■ **AVAILABLE DATA**:
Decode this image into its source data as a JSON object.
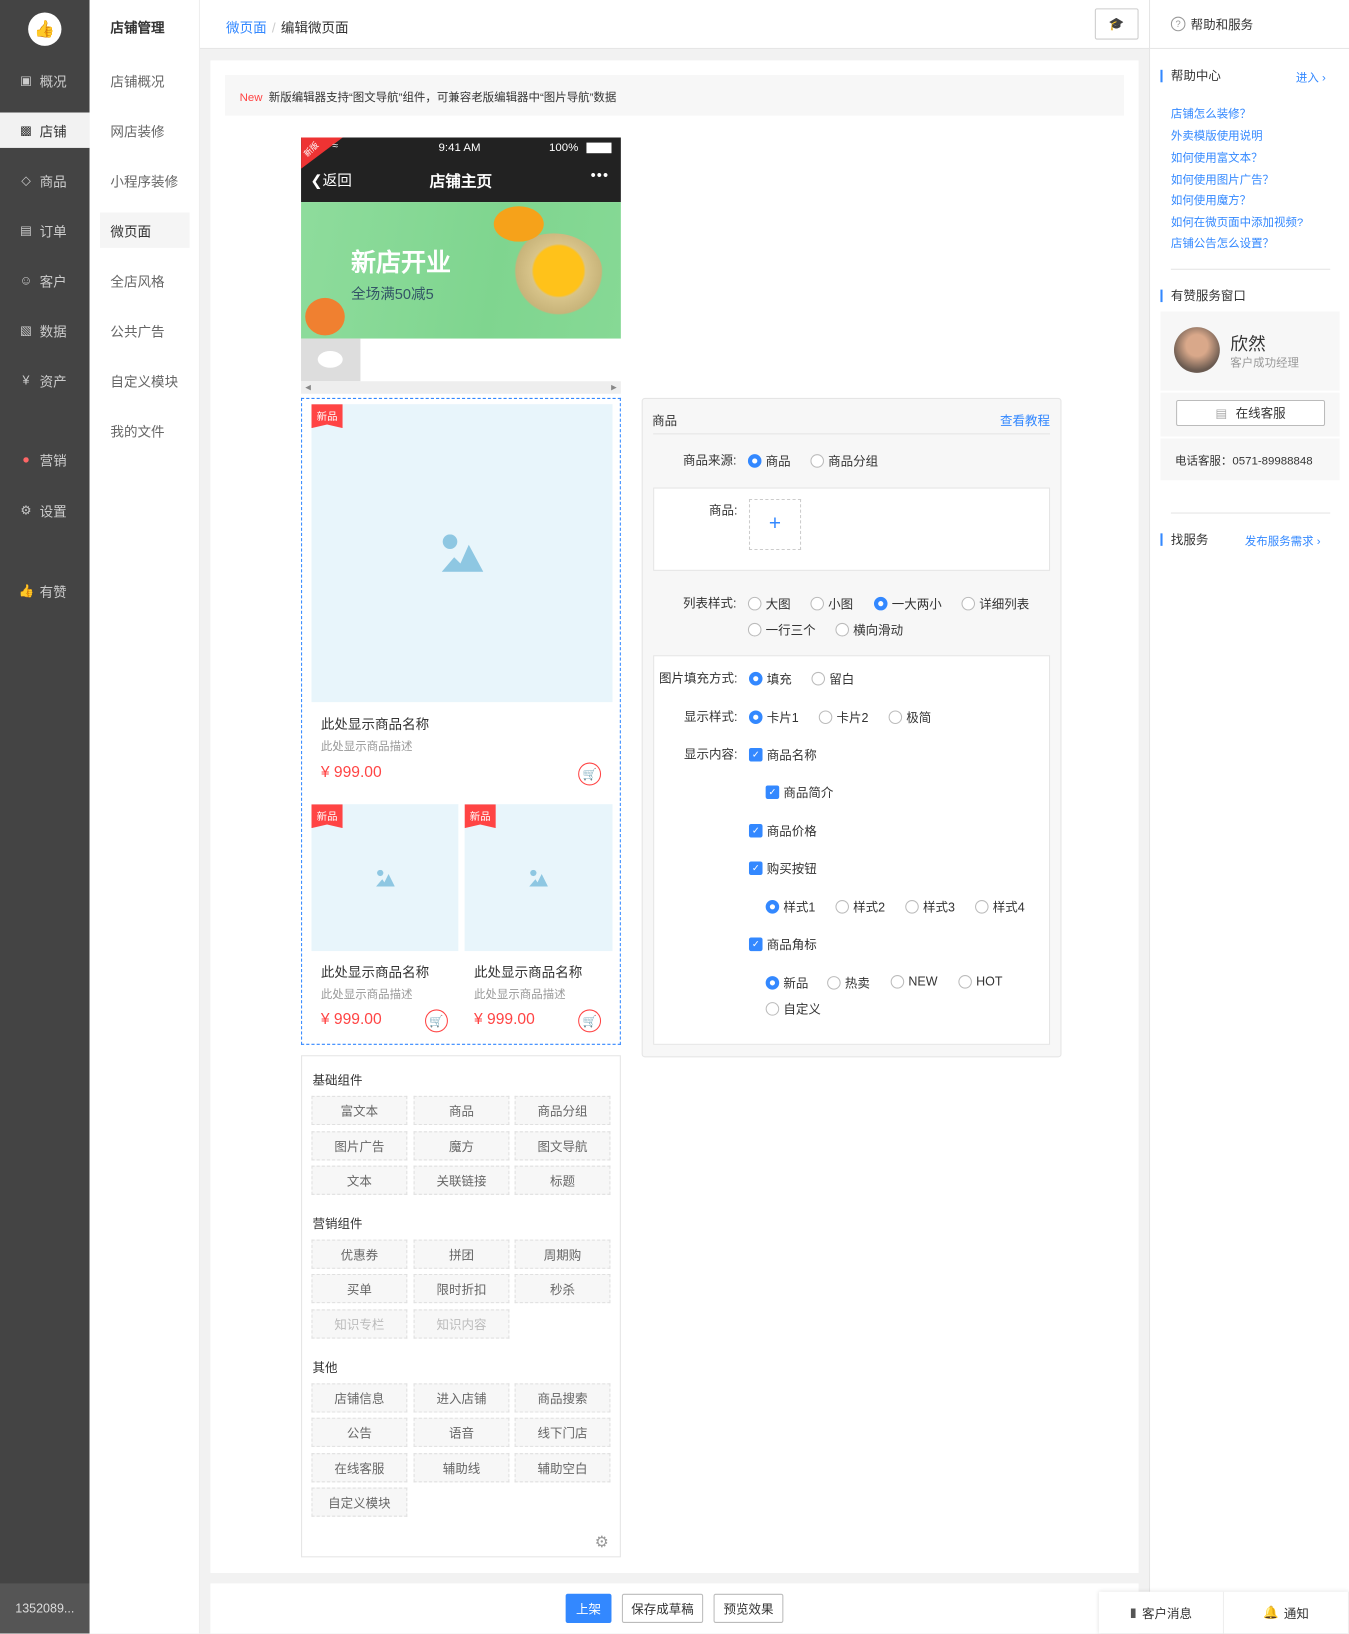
{
  "nav_primary": {
    "items": [
      {
        "label": "概况",
        "icon": "dashboard-icon"
      },
      {
        "label": "店铺",
        "icon": "store-icon",
        "active": true
      },
      {
        "label": "商品",
        "icon": "tag-icon"
      },
      {
        "label": "订单",
        "icon": "order-icon"
      },
      {
        "label": "客户",
        "icon": "user-icon"
      },
      {
        "label": "数据",
        "icon": "chart-icon"
      },
      {
        "label": "资产",
        "icon": "yen-icon"
      },
      {
        "label": "营销",
        "icon": "apps-icon"
      },
      {
        "label": "设置",
        "icon": "gear-icon"
      },
      {
        "label": "有赞",
        "icon": "thumb-icon"
      }
    ],
    "account": "1352089..."
  },
  "nav_secondary": {
    "title": "店铺管理",
    "items": [
      "店铺概况",
      "网店装修",
      "小程序装修",
      "微页面",
      "全店风格",
      "公共广告",
      "自定义模块",
      "我的文件"
    ],
    "active": "微页面"
  },
  "breadcrumb": {
    "parent": "微页面",
    "current": "编辑微页面"
  },
  "notice": {
    "badge": "New",
    "text": "新版编辑器支持“图文导航”组件，可兼容老版编辑器中“图片导航”数据"
  },
  "phone": {
    "corner": "新版",
    "time": "9:41 AM",
    "battery": "100%",
    "back": "返回",
    "title": "店铺主页",
    "banner_title": "新店开业",
    "banner_sub": "全场满50减5",
    "goods": [
      {
        "tag": "新品",
        "name": "此处显示商品名称",
        "desc": "此处显示商品描述",
        "price": "¥ 999.00"
      },
      {
        "tag": "新品",
        "name": "此处显示商品名称",
        "desc": "此处显示商品描述",
        "price": "¥ 999.00"
      },
      {
        "tag": "新品",
        "name": "此处显示商品名称",
        "desc": "此处显示商品描述",
        "price": "¥ 999.00"
      }
    ]
  },
  "components": {
    "groups": [
      {
        "title": "基础组件",
        "items": [
          "富文本",
          "商品",
          "商品分组",
          "图片广告",
          "魔方",
          "图文导航",
          "文本",
          "关联链接",
          "标题"
        ]
      },
      {
        "title": "营销组件",
        "items": [
          "优惠券",
          "拼团",
          "周期购",
          "买单",
          "限时折扣",
          "秒杀",
          "知识专栏",
          "知识内容"
        ],
        "disabled": [
          "知识专栏",
          "知识内容"
        ]
      },
      {
        "title": "其他",
        "items": [
          "店铺信息",
          "进入店铺",
          "商品搜索",
          "公告",
          "语音",
          "线下门店",
          "在线客服",
          "辅助线",
          "辅助空白",
          "自定义模块"
        ]
      }
    ]
  },
  "editor": {
    "title": "商品",
    "tutorial": "查看教程",
    "source": {
      "label": "商品来源:",
      "options": [
        "商品",
        "商品分组"
      ],
      "selected": "商品"
    },
    "goods_label": "商品:",
    "list_style": {
      "label": "列表样式:",
      "options": [
        "大图",
        "小图",
        "一大两小",
        "详细列表",
        "一行三个",
        "横向滑动"
      ],
      "selected": "一大两小"
    },
    "fill": {
      "label": "图片填充方式:",
      "options": [
        "填充",
        "留白"
      ],
      "selected": "填充"
    },
    "display_style": {
      "label": "显示样式:",
      "options": [
        "卡片1",
        "卡片2",
        "极简"
      ],
      "selected": "卡片1"
    },
    "content": {
      "label": "显示内容:",
      "checks": [
        "商品名称",
        "商品简介",
        "商品价格",
        "购买按钮",
        "商品角标"
      ]
    },
    "buy_style": {
      "options": [
        "样式1",
        "样式2",
        "样式3",
        "样式4"
      ],
      "selected": "样式1"
    },
    "corner": {
      "options": [
        "新品",
        "热卖",
        "NEW",
        "HOT",
        "自定义"
      ],
      "selected": "新品"
    }
  },
  "help": {
    "header": "帮助和服务",
    "center": "帮助中心",
    "enter": "进入",
    "links": [
      "店铺怎么装修？",
      "外卖模版使用说明",
      "如何使用富文本？",
      "如何使用图片广告？",
      "如何使用魔方？",
      "如何在微页面中添加视频?",
      "店铺公告怎么设置？"
    ],
    "service": "有赞服务窗口",
    "agent_name": "欣然",
    "agent_role": "客户成功经理",
    "online": "在线客服",
    "phone": "电话客服：0571-89988848",
    "find": "找服务",
    "publish": "发布服务需求"
  },
  "actions": {
    "publish": "上架",
    "draft": "保存成草稿",
    "preview": "预览效果"
  },
  "float": {
    "messages": "客户消息",
    "notify": "通知"
  }
}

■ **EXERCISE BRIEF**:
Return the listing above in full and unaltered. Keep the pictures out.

■ **REPLY**:
Decode this image into its source data as a JSON object.
{
  "nav_primary": {
    "items": [
      {
        "label": "概况",
        "icon": "dashboard-icon"
      },
      {
        "label": "店铺",
        "icon": "store-icon",
        "active": true
      },
      {
        "label": "商品",
        "icon": "tag-icon"
      },
      {
        "label": "订单",
        "icon": "order-icon"
      },
      {
        "label": "客户",
        "icon": "user-icon"
      },
      {
        "label": "数据",
        "icon": "chart-icon"
      },
      {
        "label": "资产",
        "icon": "yen-icon"
      },
      {
        "label": "营销",
        "icon": "apps-icon"
      },
      {
        "label": "设置",
        "icon": "gear-icon"
      },
      {
        "label": "有赞",
        "icon": "thumb-icon"
      }
    ],
    "account": "1352089..."
  },
  "nav_secondary": {
    "title": "店铺管理",
    "items": [
      "店铺概况",
      "网店装修",
      "小程序装修",
      "微页面",
      "全店风格",
      "公共广告",
      "自定义模块",
      "我的文件"
    ],
    "active": "微页面"
  },
  "breadcrumb": {
    "parent": "微页面",
    "current": "编辑微页面"
  },
  "notice": {
    "badge": "New",
    "text": "新版编辑器支持“图文导航”组件，可兼容老版编辑器中“图片导航”数据"
  },
  "phone": {
    "corner": "新版",
    "time": "9:41 AM",
    "battery": "100%",
    "back": "返回",
    "title": "店铺主页",
    "banner_title": "新店开业",
    "banner_sub": "全场满50减5",
    "goods": [
      {
        "tag": "新品",
        "name": "此处显示商品名称",
        "desc": "此处显示商品描述",
        "price": "¥ 999.00"
      },
      {
        "tag": "新品",
        "name": "此处显示商品名称",
        "desc": "此处显示商品描述",
        "price": "¥ 999.00"
      },
      {
        "tag": "新品",
        "name": "此处显示商品名称",
        "desc": "此处显示商品描述",
        "price": "¥ 999.00"
      }
    ]
  },
  "components": {
    "groups": [
      {
        "title": "基础组件",
        "items": [
          "富文本",
          "商品",
          "商品分组",
          "图片广告",
          "魔方",
          "图文导航",
          "文本",
          "关联链接",
          "标题"
        ]
      },
      {
        "title": "营销组件",
        "items": [
          "优惠券",
          "拼团",
          "周期购",
          "买单",
          "限时折扣",
          "秒杀",
          "知识专栏",
          "知识内容"
        ],
        "disabled": [
          "知识专栏",
          "知识内容"
        ]
      },
      {
        "title": "其他",
        "items": [
          "店铺信息",
          "进入店铺",
          "商品搜索",
          "公告",
          "语音",
          "线下门店",
          "在线客服",
          "辅助线",
          "辅助空白",
          "自定义模块"
        ]
      }
    ]
  },
  "editor": {
    "title": "商品",
    "tutorial": "查看教程",
    "source": {
      "label": "商品来源:",
      "options": [
        "商品",
        "商品分组"
      ],
      "selected": "商品"
    },
    "goods_label": "商品:",
    "list_style": {
      "label": "列表样式:",
      "options": [
        "大图",
        "小图",
        "一大两小",
        "详细列表",
        "一行三个",
        "横向滑动"
      ],
      "selected": "一大两小"
    },
    "fill": {
      "label": "图片填充方式:",
      "options": [
        "填充",
        "留白"
      ],
      "selected": "填充"
    },
    "display_style": {
      "label": "显示样式:",
      "options": [
        "卡片1",
        "卡片2",
        "极简"
      ],
      "selected": "卡片1"
    },
    "content": {
      "label": "显示内容:",
      "checks": [
        "商品名称",
        "商品简介",
        "商品价格",
        "购买按钮",
        "商品角标"
      ]
    },
    "buy_style": {
      "options": [
        "样式1",
        "样式2",
        "样式3",
        "样式4"
      ],
      "selected": "样式1"
    },
    "corner": {
      "options": [
        "新品",
        "热卖",
        "NEW",
        "HOT",
        "自定义"
      ],
      "selected": "新品"
    }
  },
  "help": {
    "header": "帮助和服务",
    "center": "帮助中心",
    "enter": "进入",
    "links": [
      "店铺怎么装修？",
      "外卖模版使用说明",
      "如何使用富文本？",
      "如何使用图片广告？",
      "如何使用魔方？",
      "如何在微页面中添加视频?",
      "店铺公告怎么设置？"
    ],
    "service": "有赞服务窗口",
    "agent_name": "欣然",
    "agent_role": "客户成功经理",
    "online": "在线客服",
    "phone": "电话客服：0571-89988848",
    "find": "找服务",
    "publish": "发布服务需求"
  },
  "actions": {
    "publish": "上架",
    "draft": "保存成草稿",
    "preview": "预览效果"
  },
  "float": {
    "messages": "客户消息",
    "notify": "通知"
  }
}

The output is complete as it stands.